Name change

Effective July 1, 2006, a new Department of Postsecondary Teaching and Learning will be established in the College of Education and Human Development (CEHD). This department results from the collegiate redesign and integration of General College with a new CEHD approved by the U's Board of Regents in June 2005. The new department will continue and extend the core teaching and research interests of faculty from the former General College.

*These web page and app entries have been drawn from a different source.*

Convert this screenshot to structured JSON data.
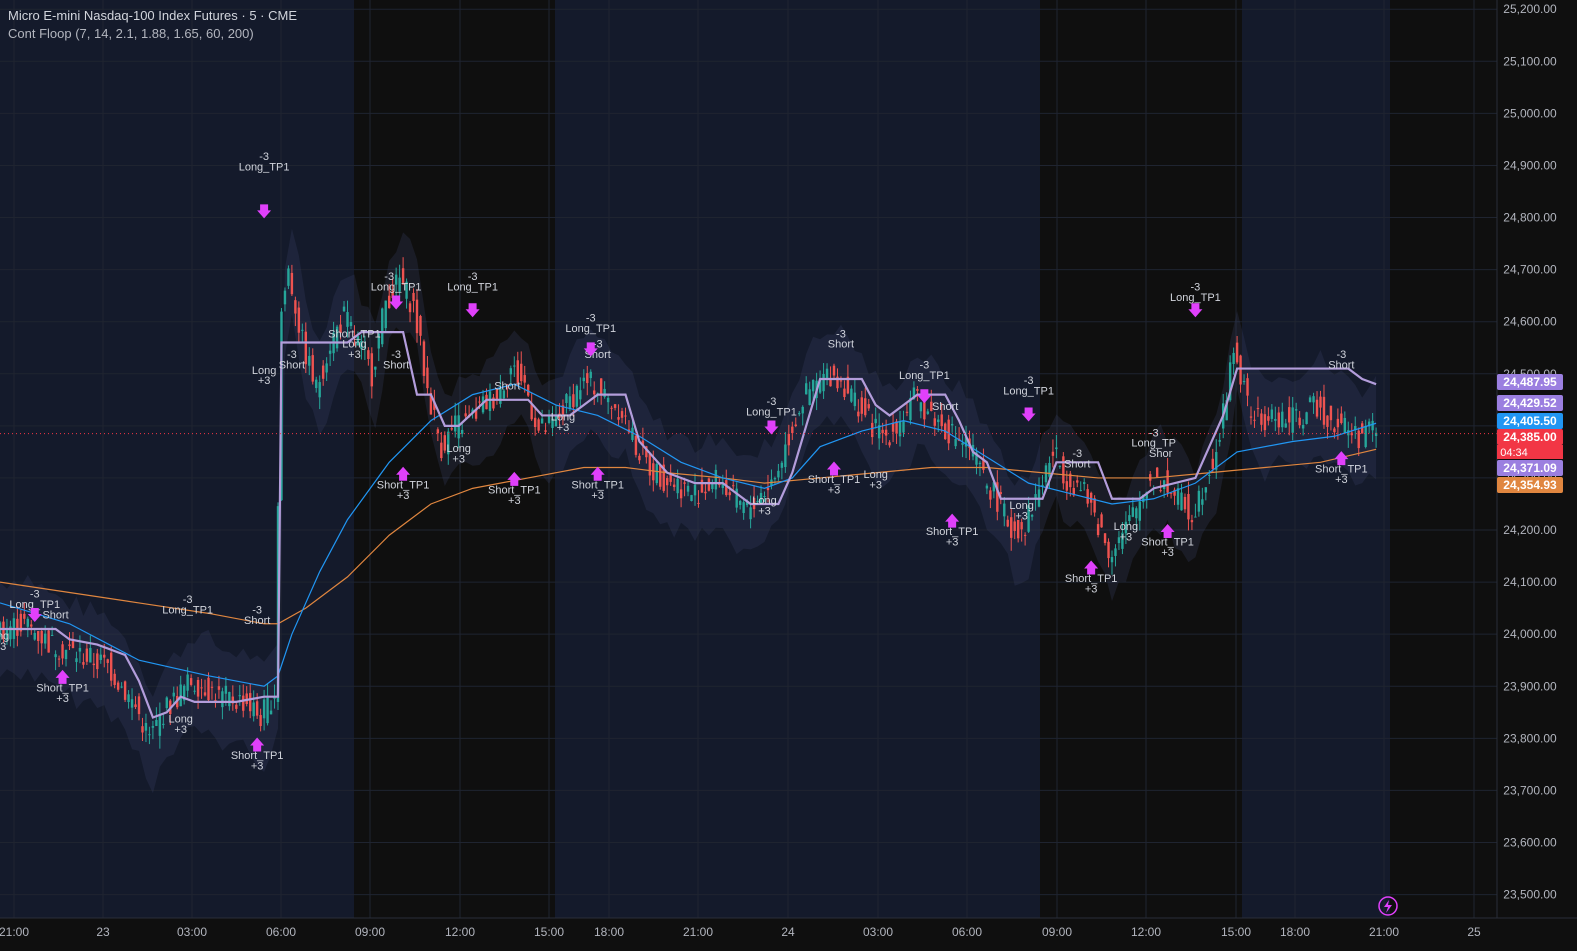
{
  "header": {
    "title": "Micro E-mini Nasdaq-100 Index Futures · 5 · CME",
    "indicator": "Cont Floop (7, 14, 2.1, 1.88, 1.65, 60, 200)"
  },
  "colors": {
    "background": "#0f0f0f",
    "session_bg": "#141a2b",
    "grid": "#1f2430",
    "text": "#d1d4dc",
    "up": "#26a69a",
    "down": "#ef5350",
    "stop_line": "#b39ddb",
    "ema_fast": "#2196f3",
    "ema_slow": "#e0863f",
    "signal_magenta": "#e040fb",
    "signal_red": "#f23645",
    "signal_blue": "#2962ff"
  },
  "chart_data": {
    "type": "candlestick",
    "symbol": "MNQ",
    "timeframe": "5",
    "ylim": [
      23480,
      25210
    ],
    "y_ticks": [
      "25,200.00",
      "25,100.00",
      "25,000.00",
      "24,900.00",
      "24,800.00",
      "24,700.00",
      "24,600.00",
      "24,500.00",
      "24,400.00",
      "24,300.00",
      "24,200.00",
      "24,100.00",
      "24,000.00",
      "23,900.00",
      "23,800.00",
      "23,700.00",
      "23,600.00",
      "23,500.00"
    ],
    "x_ticks": [
      "21:00",
      "23",
      "03:00",
      "06:00",
      "09:00",
      "12:00",
      "15:00",
      "18:00",
      "21:00",
      "24",
      "03:00",
      "06:00",
      "09:00",
      "12:00",
      "15:00",
      "18:00",
      "21:00",
      "25"
    ],
    "last_price": 24385.0,
    "countdown": "04:34",
    "price_labels": [
      {
        "value": "24,487.95",
        "color": "#9b7fe0"
      },
      {
        "value": "24,429.52",
        "color": "#9b7fe0"
      },
      {
        "value": "24,405.50",
        "color": "#2196f3"
      },
      {
        "value": "24,385.00",
        "color": "#f23645"
      },
      {
        "value": "24,371.09",
        "color": "#9b7fe0"
      },
      {
        "value": "24,354.93",
        "color": "#e0863f"
      }
    ],
    "price_path": [
      [
        0,
        24010
      ],
      [
        4,
        24020
      ],
      [
        8,
        23980
      ],
      [
        12,
        23960
      ],
      [
        16,
        23940
      ],
      [
        20,
        23860
      ],
      [
        22,
        23800
      ],
      [
        24,
        23850
      ],
      [
        26,
        23880
      ],
      [
        28,
        23910
      ],
      [
        30,
        23900
      ],
      [
        32,
        23880
      ],
      [
        36,
        23870
      ],
      [
        38,
        23840
      ],
      [
        40,
        23890
      ],
      [
        41,
        24620
      ],
      [
        42,
        24700
      ],
      [
        44,
        24560
      ],
      [
        46,
        24470
      ],
      [
        48,
        24560
      ],
      [
        50,
        24610
      ],
      [
        52,
        24560
      ],
      [
        54,
        24500
      ],
      [
        56,
        24640
      ],
      [
        58,
        24680
      ],
      [
        60,
        24630
      ],
      [
        62,
        24470
      ],
      [
        64,
        24360
      ],
      [
        66,
        24400
      ],
      [
        68,
        24410
      ],
      [
        70,
        24440
      ],
      [
        72,
        24460
      ],
      [
        74,
        24510
      ],
      [
        76,
        24480
      ],
      [
        78,
        24390
      ],
      [
        80,
        24400
      ],
      [
        82,
        24440
      ],
      [
        84,
        24480
      ],
      [
        86,
        24480
      ],
      [
        88,
        24450
      ],
      [
        90,
        24430
      ],
      [
        92,
        24360
      ],
      [
        94,
        24320
      ],
      [
        96,
        24300
      ],
      [
        98,
        24290
      ],
      [
        100,
        24270
      ],
      [
        102,
        24280
      ],
      [
        104,
        24300
      ],
      [
        106,
        24260
      ],
      [
        108,
        24240
      ],
      [
        110,
        24270
      ],
      [
        112,
        24300
      ],
      [
        114,
        24380
      ],
      [
        116,
        24450
      ],
      [
        118,
        24480
      ],
      [
        120,
        24500
      ],
      [
        122,
        24480
      ],
      [
        124,
        24440
      ],
      [
        126,
        24400
      ],
      [
        128,
        24380
      ],
      [
        130,
        24410
      ],
      [
        132,
        24450
      ],
      [
        134,
        24430
      ],
      [
        136,
        24400
      ],
      [
        138,
        24380
      ],
      [
        140,
        24360
      ],
      [
        142,
        24300
      ],
      [
        144,
        24260
      ],
      [
        146,
        24200
      ],
      [
        148,
        24210
      ],
      [
        150,
        24280
      ],
      [
        152,
        24350
      ],
      [
        154,
        24300
      ],
      [
        156,
        24280
      ],
      [
        158,
        24230
      ],
      [
        160,
        24160
      ],
      [
        162,
        24190
      ],
      [
        164,
        24240
      ],
      [
        166,
        24300
      ],
      [
        168,
        24290
      ],
      [
        170,
        24260
      ],
      [
        172,
        24230
      ],
      [
        174,
        24300
      ],
      [
        176,
        24380
      ],
      [
        178,
        24550
      ],
      [
        180,
        24440
      ],
      [
        182,
        24400
      ],
      [
        184,
        24420
      ],
      [
        186,
        24410
      ],
      [
        188,
        24420
      ],
      [
        190,
        24440
      ],
      [
        192,
        24410
      ],
      [
        194,
        24400
      ],
      [
        196,
        24380
      ],
      [
        198,
        24395
      ]
    ],
    "stop_line": [
      [
        0,
        24010
      ],
      [
        8,
        24010
      ],
      [
        10,
        23990
      ],
      [
        14,
        23980
      ],
      [
        18,
        23960
      ],
      [
        20,
        23910
      ],
      [
        22,
        23840
      ],
      [
        24,
        23850
      ],
      [
        26,
        23880
      ],
      [
        28,
        23870
      ],
      [
        34,
        23870
      ],
      [
        38,
        23880
      ],
      [
        40,
        23880
      ],
      [
        40.5,
        24560
      ],
      [
        50,
        24560
      ],
      [
        52,
        24580
      ],
      [
        58,
        24580
      ],
      [
        60,
        24460
      ],
      [
        62,
        24460
      ],
      [
        64,
        24400
      ],
      [
        66,
        24400
      ],
      [
        70,
        24450
      ],
      [
        76,
        24450
      ],
      [
        78,
        24420
      ],
      [
        82,
        24420
      ],
      [
        86,
        24460
      ],
      [
        90,
        24460
      ],
      [
        92,
        24370
      ],
      [
        96,
        24310
      ],
      [
        100,
        24290
      ],
      [
        104,
        24290
      ],
      [
        108,
        24250
      ],
      [
        112,
        24250
      ],
      [
        114,
        24310
      ],
      [
        116,
        24400
      ],
      [
        118,
        24490
      ],
      [
        124,
        24490
      ],
      [
        126,
        24440
      ],
      [
        128,
        24420
      ],
      [
        132,
        24460
      ],
      [
        136,
        24460
      ],
      [
        138,
        24410
      ],
      [
        140,
        24350
      ],
      [
        142,
        24330
      ],
      [
        144,
        24260
      ],
      [
        150,
        24260
      ],
      [
        152,
        24330
      ],
      [
        158,
        24330
      ],
      [
        160,
        24260
      ],
      [
        164,
        24260
      ],
      [
        166,
        24280
      ],
      [
        172,
        24300
      ],
      [
        174,
        24360
      ],
      [
        176,
        24420
      ],
      [
        178,
        24510
      ],
      [
        186,
        24510
      ],
      [
        190,
        24510
      ],
      [
        194,
        24510
      ],
      [
        196,
        24490
      ],
      [
        198,
        24480
      ]
    ],
    "ema_fast": [
      [
        0,
        24060
      ],
      [
        10,
        24020
      ],
      [
        20,
        23950
      ],
      [
        30,
        23920
      ],
      [
        38,
        23900
      ],
      [
        40,
        23920
      ],
      [
        42,
        24000
      ],
      [
        46,
        24120
      ],
      [
        50,
        24220
      ],
      [
        56,
        24330
      ],
      [
        62,
        24410
      ],
      [
        68,
        24460
      ],
      [
        74,
        24480
      ],
      [
        80,
        24440
      ],
      [
        86,
        24420
      ],
      [
        92,
        24380
      ],
      [
        98,
        24330
      ],
      [
        104,
        24300
      ],
      [
        110,
        24280
      ],
      [
        114,
        24300
      ],
      [
        118,
        24360
      ],
      [
        124,
        24390
      ],
      [
        130,
        24410
      ],
      [
        136,
        24390
      ],
      [
        142,
        24340
      ],
      [
        148,
        24290
      ],
      [
        154,
        24270
      ],
      [
        160,
        24250
      ],
      [
        166,
        24260
      ],
      [
        172,
        24290
      ],
      [
        178,
        24350
      ],
      [
        186,
        24370
      ],
      [
        192,
        24380
      ],
      [
        198,
        24405
      ]
    ],
    "ema_slow": [
      [
        0,
        24100
      ],
      [
        10,
        24080
      ],
      [
        20,
        24060
      ],
      [
        30,
        24040
      ],
      [
        38,
        24020
      ],
      [
        40,
        24020
      ],
      [
        44,
        24050
      ],
      [
        50,
        24110
      ],
      [
        56,
        24190
      ],
      [
        62,
        24250
      ],
      [
        68,
        24280
      ],
      [
        76,
        24300
      ],
      [
        84,
        24320
      ],
      [
        90,
        24320
      ],
      [
        96,
        24310
      ],
      [
        104,
        24300
      ],
      [
        110,
        24290
      ],
      [
        118,
        24300
      ],
      [
        126,
        24310
      ],
      [
        134,
        24320
      ],
      [
        142,
        24320
      ],
      [
        150,
        24310
      ],
      [
        158,
        24300
      ],
      [
        166,
        24300
      ],
      [
        174,
        24310
      ],
      [
        182,
        24320
      ],
      [
        190,
        24330
      ],
      [
        198,
        24355
      ]
    ],
    "signals": [
      {
        "label": "-3",
        "type": "top",
        "x": 5,
        "y": 24070
      },
      {
        "label": "Long_TP1",
        "type": "top",
        "x": 5,
        "y": 24050
      },
      {
        "label": "Short",
        "type": "top",
        "x": 8,
        "y": 24030
      },
      {
        "label": "ong",
        "type": "bottom",
        "x": 0,
        "y": 23990
      },
      {
        "label": "+3",
        "type": "bottom",
        "x": 0,
        "y": 23970
      },
      {
        "label": "Short_TP1",
        "type": "bottom",
        "x": 9,
        "y": 23890
      },
      {
        "label": "+3",
        "type": "bottom",
        "x": 9,
        "y": 23870
      },
      {
        "label": "-3",
        "type": "top",
        "x": 27,
        "y": 24060
      },
      {
        "label": "Long_TP1",
        "type": "top",
        "x": 27,
        "y": 24040
      },
      {
        "label": "Long",
        "type": "bottom",
        "x": 26,
        "y": 23830
      },
      {
        "label": "+3",
        "type": "bottom",
        "x": 26,
        "y": 23810
      },
      {
        "label": "-3",
        "type": "top",
        "x": 37,
        "y": 24040
      },
      {
        "label": "Short",
        "type": "top",
        "x": 37,
        "y": 24020
      },
      {
        "label": "Short_TP1",
        "type": "bottom",
        "x": 37,
        "y": 23760
      },
      {
        "label": "+3",
        "type": "bottom",
        "x": 37,
        "y": 23740
      },
      {
        "label": "-3",
        "type": "top",
        "x": 38,
        "y": 24910
      },
      {
        "label": "Long_TP1",
        "type": "top",
        "x": 38,
        "y": 24890
      },
      {
        "label": "Long",
        "type": "bottom",
        "x": 38,
        "y": 24500
      },
      {
        "label": "+3",
        "type": "bottom",
        "x": 38,
        "y": 24480
      },
      {
        "label": "-3",
        "type": "top",
        "x": 42,
        "y": 24530
      },
      {
        "label": "Short",
        "type": "top",
        "x": 42,
        "y": 24510
      },
      {
        "label": "Short_TP1",
        "type": "top",
        "x": 51,
        "y": 24570
      },
      {
        "label": "Long",
        "type": "top",
        "x": 51,
        "y": 24550
      },
      {
        "label": "+3",
        "type": "top",
        "x": 51,
        "y": 24530
      },
      {
        "label": "-3",
        "type": "top",
        "x": 56,
        "y": 24680
      },
      {
        "label": "Long_TP1",
        "type": "top",
        "x": 57,
        "y": 24660
      },
      {
        "label": "-3",
        "type": "top",
        "x": 57,
        "y": 24530
      },
      {
        "label": "Short",
        "type": "top",
        "x": 57,
        "y": 24510
      },
      {
        "label": "Short_TP1",
        "type": "bottom",
        "x": 58,
        "y": 24280
      },
      {
        "label": "+3",
        "type": "bottom",
        "x": 58,
        "y": 24260
      },
      {
        "label": "-3",
        "type": "top",
        "x": 68,
        "y": 24680
      },
      {
        "label": "Long_TP1",
        "type": "top",
        "x": 68,
        "y": 24660
      },
      {
        "label": "Short",
        "type": "top",
        "x": 73,
        "y": 24470
      },
      {
        "label": "Long",
        "type": "bottom",
        "x": 66,
        "y": 24350
      },
      {
        "label": "+3",
        "type": "bottom",
        "x": 66,
        "y": 24330
      },
      {
        "label": "Short_TP1",
        "type": "bottom",
        "x": 74,
        "y": 24270
      },
      {
        "label": "+3",
        "type": "bottom",
        "x": 74,
        "y": 24250
      },
      {
        "label": "-3",
        "type": "top",
        "x": 85,
        "y": 24600
      },
      {
        "label": "Long_TP1",
        "type": "top",
        "x": 85,
        "y": 24580
      },
      {
        "label": "-3",
        "type": "top",
        "x": 86,
        "y": 24550
      },
      {
        "label": "Short",
        "type": "top",
        "x": 86,
        "y": 24530
      },
      {
        "label": "Long",
        "type": "bottom",
        "x": 81,
        "y": 24410
      },
      {
        "label": "+3",
        "type": "bottom",
        "x": 81,
        "y": 24390
      },
      {
        "label": "Short_TP1",
        "type": "bottom",
        "x": 86,
        "y": 24280
      },
      {
        "label": "+3",
        "type": "bottom",
        "x": 86,
        "y": 24260
      },
      {
        "label": "-3",
        "type": "top",
        "x": 111,
        "y": 24440
      },
      {
        "label": "Long_TP1",
        "type": "top",
        "x": 111,
        "y": 24420
      },
      {
        "label": "Long",
        "type": "bottom",
        "x": 110,
        "y": 24250
      },
      {
        "label": "+3",
        "type": "bottom",
        "x": 110,
        "y": 24230
      },
      {
        "label": "-3",
        "type": "top",
        "x": 121,
        "y": 24570
      },
      {
        "label": "Short",
        "type": "top",
        "x": 121,
        "y": 24550
      },
      {
        "label": "Short_TP1",
        "type": "bottom",
        "x": 120,
        "y": 24290
      },
      {
        "label": "+3",
        "type": "bottom",
        "x": 120,
        "y": 24270
      },
      {
        "label": "Long",
        "type": "bottom",
        "x": 126,
        "y": 24300
      },
      {
        "label": "+3",
        "type": "bottom",
        "x": 126,
        "y": 24280
      },
      {
        "label": "-3",
        "type": "top",
        "x": 133,
        "y": 24510
      },
      {
        "label": "Long_TP1",
        "type": "top",
        "x": 133,
        "y": 24490
      },
      {
        "label": "Short",
        "type": "top",
        "x": 136,
        "y": 24430
      },
      {
        "label": "Short_TP1",
        "type": "bottom",
        "x": 137,
        "y": 24190
      },
      {
        "label": "+3",
        "type": "bottom",
        "x": 137,
        "y": 24170
      },
      {
        "label": "-3",
        "type": "top",
        "x": 148,
        "y": 24480
      },
      {
        "label": "Long_TP1",
        "type": "top",
        "x": 148,
        "y": 24460
      },
      {
        "label": "Long",
        "type": "bottom",
        "x": 147,
        "y": 24240
      },
      {
        "label": "+3",
        "type": "bottom",
        "x": 147,
        "y": 24220
      },
      {
        "label": "-3",
        "type": "top",
        "x": 155,
        "y": 24340
      },
      {
        "label": "Short",
        "type": "top",
        "x": 155,
        "y": 24320
      },
      {
        "label": "Short_TP1",
        "type": "bottom",
        "x": 157,
        "y": 24100
      },
      {
        "label": "+3",
        "type": "bottom",
        "x": 157,
        "y": 24080
      },
      {
        "label": "Long",
        "type": "bottom",
        "x": 162,
        "y": 24200
      },
      {
        "label": "+3",
        "type": "bottom",
        "x": 162,
        "y": 24180
      },
      {
        "label": "-3",
        "type": "top",
        "x": 166,
        "y": 24380
      },
      {
        "label": "Long_TP",
        "type": "top",
        "x": 166,
        "y": 24360
      },
      {
        "label": "Shor",
        "type": "top",
        "x": 167,
        "y": 24340
      },
      {
        "label": "Short_TP1",
        "type": "bottom",
        "x": 168,
        "y": 24170
      },
      {
        "label": "+3",
        "type": "bottom",
        "x": 168,
        "y": 24150
      },
      {
        "label": "-3",
        "type": "top",
        "x": 172,
        "y": 24660
      },
      {
        "label": "Long_TP1",
        "type": "top",
        "x": 172,
        "y": 24640
      },
      {
        "label": "-3",
        "type": "top",
        "x": 193,
        "y": 24530
      },
      {
        "label": "Short",
        "type": "top",
        "x": 193,
        "y": 24510
      },
      {
        "label": "Short_TP1",
        "type": "bottom",
        "x": 193,
        "y": 24310
      },
      {
        "label": "+3",
        "type": "bottom",
        "x": 193,
        "y": 24290
      }
    ]
  }
}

Both Duranczyk and Lee employed a process-based approach to learning in their courses. This approach values and makes plain the process by which learning occurs. Students come to realize that knowledge is developed over time and through stages of brainstorming, drafting, critiquing, self-reflection, revision, and assessment. For Lee, the process-based approach, which helps students learn how to learn, is critical. "It's an approach that can yield success in all disciplines, and at all levels of education," she says. The learning community offered all participants--both students and professors--a powerful experience of community building. "As teachers, we don't often get the chance to observe our students working, participating, and simply being outside of our classrooms," Lee says. "And our students don't often get the chance to see their teachers as learners. At our Habitat build, we were on an equal footing-learners, one and all."